An excerpt from my latest GradHacker post!
“The first time I ever touched a computer was in the second grade. Our elementary school had built a state-of-the-art computer lab, which was attached to our library. One afternoon, we filed into the windowless room and nervously sat in front of our computers. I had absolutely no idea what these boxes were even supposed to do, but, after an hour, I had learned how to turn my Mac II on, insert a floppy disk, and play Number Muncher. Many of my classmates were unimpressed though I was enthralled. From then on, I did everything I could to get back into that lab. Yes, I liked learning DOS commands and typing, but mostly I just wanted to play Oregon Trail or Where in the World is Carmen Sandiego?
These early experiences, supervised by librarians and teachers, established a strong connection for me between computers and information. Because of this, research has always felt like a game. I study history, for example, like I would play a game of Clue, strategically working my way backwards to understand what happened, when, and why.
After I passed my qualifying exams and started writing my dissertation, though, research became an overwhelmingly demanding job. Books and microfilm reels and citations and journal articles and notebooks and dictionaries and random scraps of paper started piling up quicker than I could process them. Every time I entered my office, I heard Venkman say, “No human being would stack books this way.”
It was time to get my act together and corral my collection; it was time to build a dissertation database.” […]
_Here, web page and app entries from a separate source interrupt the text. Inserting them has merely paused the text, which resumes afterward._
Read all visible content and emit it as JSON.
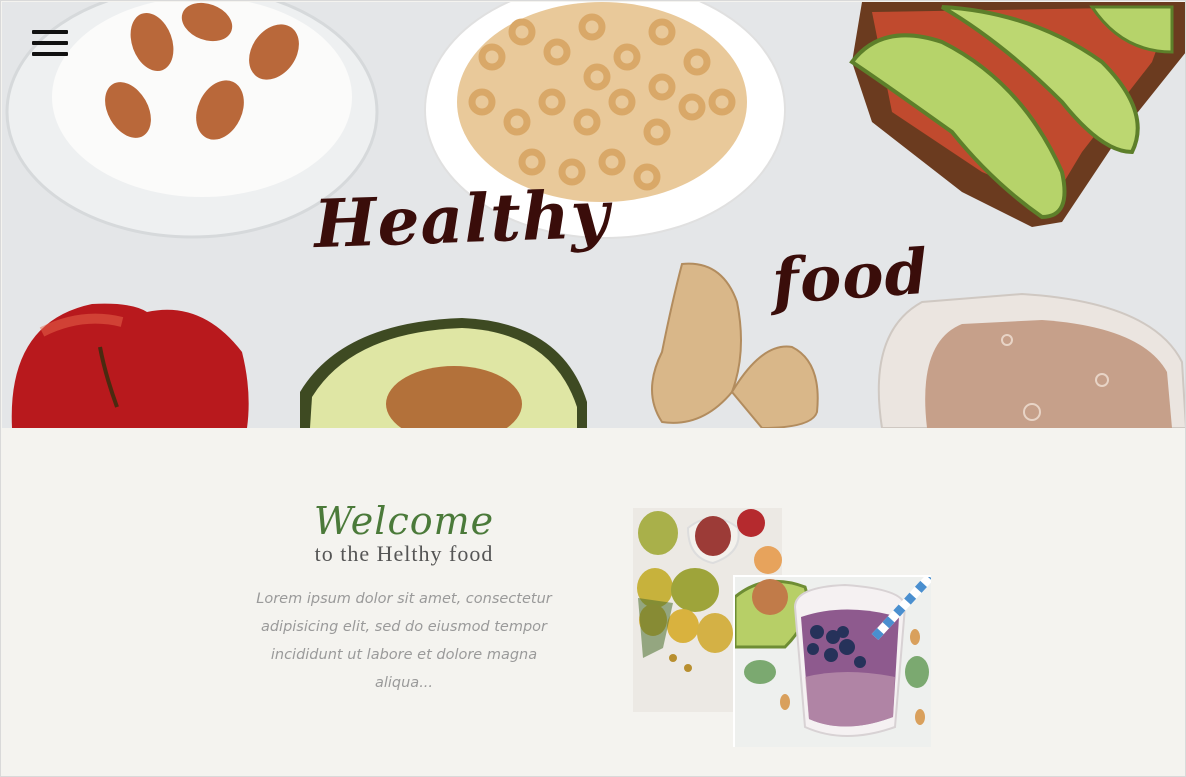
{
  "hero": {
    "menu_icon": "hamburger-menu-icon",
    "title_word_1": "Healthy",
    "title_word_2": "food"
  },
  "welcome": {
    "script_title": "Welcome",
    "subtitle": "to the Helthy food",
    "paragraph_lines": [
      "Lorem ipsum dolor sit amet, consectetur",
      "adipisicing elit, sed do eiusmod tempor",
      "incididunt ut labore et dolore magna aliqua..."
    ]
  },
  "colors": {
    "hero_bg": "#e4e6e8",
    "page_bg": "#f4f3ef",
    "title_brown": "#3a0d0a",
    "welcome_green": "#4b7a3a",
    "paragraph_gray": "#9a9a9a"
  }
}
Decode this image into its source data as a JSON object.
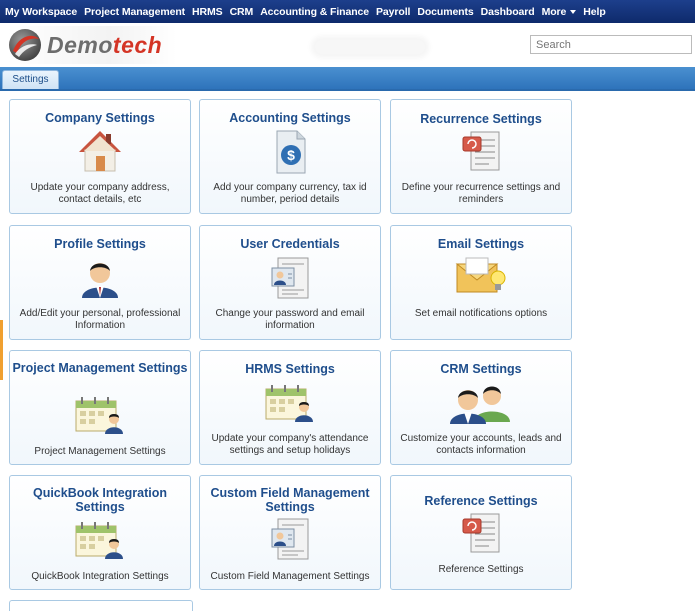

To read the rest, check out the full article at GradHacker, Inside Higher Ed!
[Image from Flickr user abstrkt.ch, and used under Creative Commons License]